|Sauer, Thomas - Tom|
Submitted to: Geological Society of America Meeting
Publication Type: Abstract Only
Publication Acceptance Date: 4/4/2000
Publication Date: N/A
Citation: N/A Interpretive Summary:

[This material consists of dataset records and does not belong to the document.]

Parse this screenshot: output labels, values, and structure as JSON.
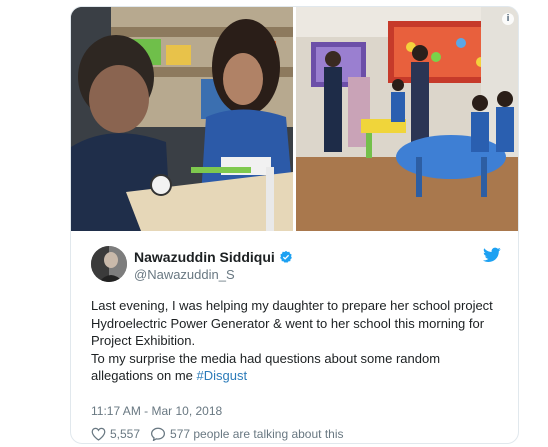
{
  "tweet": {
    "author": {
      "name": "Nawazuddin Siddiqui",
      "handle": "@Nawazuddin_S"
    },
    "text_lines": [
      "Last evening, I was helping my daughter to prepare her school project Hydroelectric Power Generator & went to her school this morning for Project Exhibition.",
      "To my surprise the media had questions about some random allegations on me"
    ],
    "hashtag": "#Disgust",
    "timestamp": "11:17 AM - Mar 10, 2018",
    "likes": "5,557",
    "replies_text": "577 people are talking about this"
  },
  "colors": {
    "accent": "#1da1f2",
    "hashtag": "#2b7bb9",
    "muted": "#697882"
  },
  "icons": [
    "info-icon",
    "verified-badge-icon",
    "twitter-bird-icon",
    "heart-icon",
    "reply-icon"
  ]
}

Technical Abstract: More than ninety percent of the springs in northwestern Arkansas that have discharges of 0.15 m**3/sec or greater lie within 300 meters of regional faults and lineaments. The hydrogeologic importance of these structural features, which are systematic, brittle fractures that occur in near-horizontally, nonhomogeneous, anisotropic carbonate rocks, is that they serve as the primary vertical avenues of interaquifer flow. Mixing of waters from multiple shallow and deep flow sources is the rule rather than the exception at major springs, and assessment of water-quality changes provides a valuable constraint for conceptual models. Recent studies monitoring time-variable discharge and selected water-quality parameters in springs, wells, and surface drainages are being measured in six ground-water basins at the Savoy Experimental Watershed (SEW), Northwest Arkansas. Continuous sampling indicates that timing of sample collection can be critical at springs or wells affected by these structural controls. In addition to documenting system variability and helping formulate sampling rationale, preliminary data from continuous monitors and discrete hydrologic event sampling is providing valuable information on budget contributions from these complex ground-water systems.